Cities that were at the forefront of limiting their own participation in aggressive federal immigration enforcement are now expanding the scope of their work: Protecting their residents from data-collection and surveillance, too.
relates to The New 'Digital' Sanctuaries
Madison McVeigh/CityLab

Wilmer Catalan-Ramirez has been awaiting deportation at the McHenry County Jail since seven Immigration and Customs Enforcement (ICE) agents entered his home in March, and forcefully arrested him—fracturing one of his arms. Catalan-Ramirez, a father of U.S. citizen children, was a high priority for arrest because he was in Chicago police’s gang database. But according to the lawsuit recently filed on his behalf, he was never in a gang.

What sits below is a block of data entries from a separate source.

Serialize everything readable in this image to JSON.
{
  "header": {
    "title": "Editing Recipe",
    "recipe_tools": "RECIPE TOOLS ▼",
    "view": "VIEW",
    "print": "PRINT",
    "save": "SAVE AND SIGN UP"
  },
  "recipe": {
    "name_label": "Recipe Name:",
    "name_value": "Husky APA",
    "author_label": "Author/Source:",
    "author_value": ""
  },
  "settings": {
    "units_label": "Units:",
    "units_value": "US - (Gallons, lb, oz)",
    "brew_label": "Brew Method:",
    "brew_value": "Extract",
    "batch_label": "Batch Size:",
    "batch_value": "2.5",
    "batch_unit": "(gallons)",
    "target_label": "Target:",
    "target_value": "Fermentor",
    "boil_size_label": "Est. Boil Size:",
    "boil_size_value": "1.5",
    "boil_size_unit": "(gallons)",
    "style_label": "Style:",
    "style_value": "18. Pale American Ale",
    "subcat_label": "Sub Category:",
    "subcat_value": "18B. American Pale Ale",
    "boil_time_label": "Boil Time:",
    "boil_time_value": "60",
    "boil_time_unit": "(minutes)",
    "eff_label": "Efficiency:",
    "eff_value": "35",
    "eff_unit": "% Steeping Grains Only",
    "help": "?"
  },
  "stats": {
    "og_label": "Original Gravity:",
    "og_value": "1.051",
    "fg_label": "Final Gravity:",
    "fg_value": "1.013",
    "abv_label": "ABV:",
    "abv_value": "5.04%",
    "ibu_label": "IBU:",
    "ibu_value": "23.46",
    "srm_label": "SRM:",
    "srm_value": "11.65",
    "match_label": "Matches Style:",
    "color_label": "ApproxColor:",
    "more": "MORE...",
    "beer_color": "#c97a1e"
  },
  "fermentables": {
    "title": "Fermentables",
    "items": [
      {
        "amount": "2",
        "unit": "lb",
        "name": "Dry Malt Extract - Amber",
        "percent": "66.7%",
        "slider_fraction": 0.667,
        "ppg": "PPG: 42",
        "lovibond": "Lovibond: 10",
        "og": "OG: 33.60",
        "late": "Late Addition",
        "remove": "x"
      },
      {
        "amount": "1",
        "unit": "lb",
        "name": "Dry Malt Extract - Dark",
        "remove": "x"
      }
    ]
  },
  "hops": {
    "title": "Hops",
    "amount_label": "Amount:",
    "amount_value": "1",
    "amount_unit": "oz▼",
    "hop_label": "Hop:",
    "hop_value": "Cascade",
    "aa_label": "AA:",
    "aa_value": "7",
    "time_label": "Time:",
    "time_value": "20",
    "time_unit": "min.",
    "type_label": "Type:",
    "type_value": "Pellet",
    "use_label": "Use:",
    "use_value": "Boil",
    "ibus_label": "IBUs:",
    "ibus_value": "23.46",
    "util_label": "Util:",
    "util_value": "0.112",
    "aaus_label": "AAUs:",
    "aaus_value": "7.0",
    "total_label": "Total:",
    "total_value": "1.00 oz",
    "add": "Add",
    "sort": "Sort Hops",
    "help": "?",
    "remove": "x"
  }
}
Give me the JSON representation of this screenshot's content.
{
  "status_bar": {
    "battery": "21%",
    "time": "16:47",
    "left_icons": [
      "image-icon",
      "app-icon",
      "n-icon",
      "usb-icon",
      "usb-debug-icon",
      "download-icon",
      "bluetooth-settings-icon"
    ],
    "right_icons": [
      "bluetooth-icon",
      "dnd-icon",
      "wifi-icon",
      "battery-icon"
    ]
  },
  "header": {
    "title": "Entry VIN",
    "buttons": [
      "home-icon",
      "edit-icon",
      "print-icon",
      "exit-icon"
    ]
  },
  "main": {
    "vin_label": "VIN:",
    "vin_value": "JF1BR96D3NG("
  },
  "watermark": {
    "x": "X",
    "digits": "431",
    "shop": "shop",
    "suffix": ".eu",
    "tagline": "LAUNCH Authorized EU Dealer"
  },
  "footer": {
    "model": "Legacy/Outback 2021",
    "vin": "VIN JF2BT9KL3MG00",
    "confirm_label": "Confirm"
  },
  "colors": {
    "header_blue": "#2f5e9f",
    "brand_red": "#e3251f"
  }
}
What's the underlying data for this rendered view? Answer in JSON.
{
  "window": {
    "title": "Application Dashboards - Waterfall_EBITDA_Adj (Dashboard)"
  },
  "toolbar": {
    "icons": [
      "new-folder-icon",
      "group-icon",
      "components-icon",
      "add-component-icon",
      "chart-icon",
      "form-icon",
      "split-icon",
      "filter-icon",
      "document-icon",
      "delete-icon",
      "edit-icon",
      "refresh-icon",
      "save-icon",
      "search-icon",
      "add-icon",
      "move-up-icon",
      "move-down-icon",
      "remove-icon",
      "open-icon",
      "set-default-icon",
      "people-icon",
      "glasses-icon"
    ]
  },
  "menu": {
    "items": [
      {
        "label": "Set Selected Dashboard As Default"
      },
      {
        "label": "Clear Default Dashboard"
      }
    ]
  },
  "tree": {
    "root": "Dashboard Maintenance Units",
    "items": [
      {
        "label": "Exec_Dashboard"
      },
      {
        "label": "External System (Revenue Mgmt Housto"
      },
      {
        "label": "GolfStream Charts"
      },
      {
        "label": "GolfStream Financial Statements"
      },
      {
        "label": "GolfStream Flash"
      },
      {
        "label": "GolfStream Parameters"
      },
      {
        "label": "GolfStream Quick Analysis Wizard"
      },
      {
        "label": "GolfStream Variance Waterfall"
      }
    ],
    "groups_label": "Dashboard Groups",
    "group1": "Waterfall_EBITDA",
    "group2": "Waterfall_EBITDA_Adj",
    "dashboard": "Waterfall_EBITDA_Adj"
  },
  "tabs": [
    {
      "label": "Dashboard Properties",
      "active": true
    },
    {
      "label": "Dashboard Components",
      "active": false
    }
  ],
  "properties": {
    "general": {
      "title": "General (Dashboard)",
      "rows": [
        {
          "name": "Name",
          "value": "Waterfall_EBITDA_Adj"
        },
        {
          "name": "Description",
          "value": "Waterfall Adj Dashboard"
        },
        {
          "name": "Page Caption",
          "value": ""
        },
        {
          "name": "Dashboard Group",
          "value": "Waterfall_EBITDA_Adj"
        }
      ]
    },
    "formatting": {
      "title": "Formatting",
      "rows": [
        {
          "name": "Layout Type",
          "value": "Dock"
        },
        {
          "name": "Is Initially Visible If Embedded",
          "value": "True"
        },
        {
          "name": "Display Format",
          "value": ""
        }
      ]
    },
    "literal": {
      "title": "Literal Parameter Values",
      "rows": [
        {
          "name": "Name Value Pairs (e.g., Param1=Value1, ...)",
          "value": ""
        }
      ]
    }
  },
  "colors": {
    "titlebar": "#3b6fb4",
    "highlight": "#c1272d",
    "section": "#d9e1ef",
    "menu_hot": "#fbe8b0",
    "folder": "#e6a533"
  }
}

Many elements of the case remain in dispute, and Catalan-Ramirez had been deported once before. But there’s one factor that’s clear-cut: ICE relied on the city for information crucial to his detention—even in a city like Chicago considered a “sanctuary” because of its restriction on local resources devoted to federal immigration enforcement.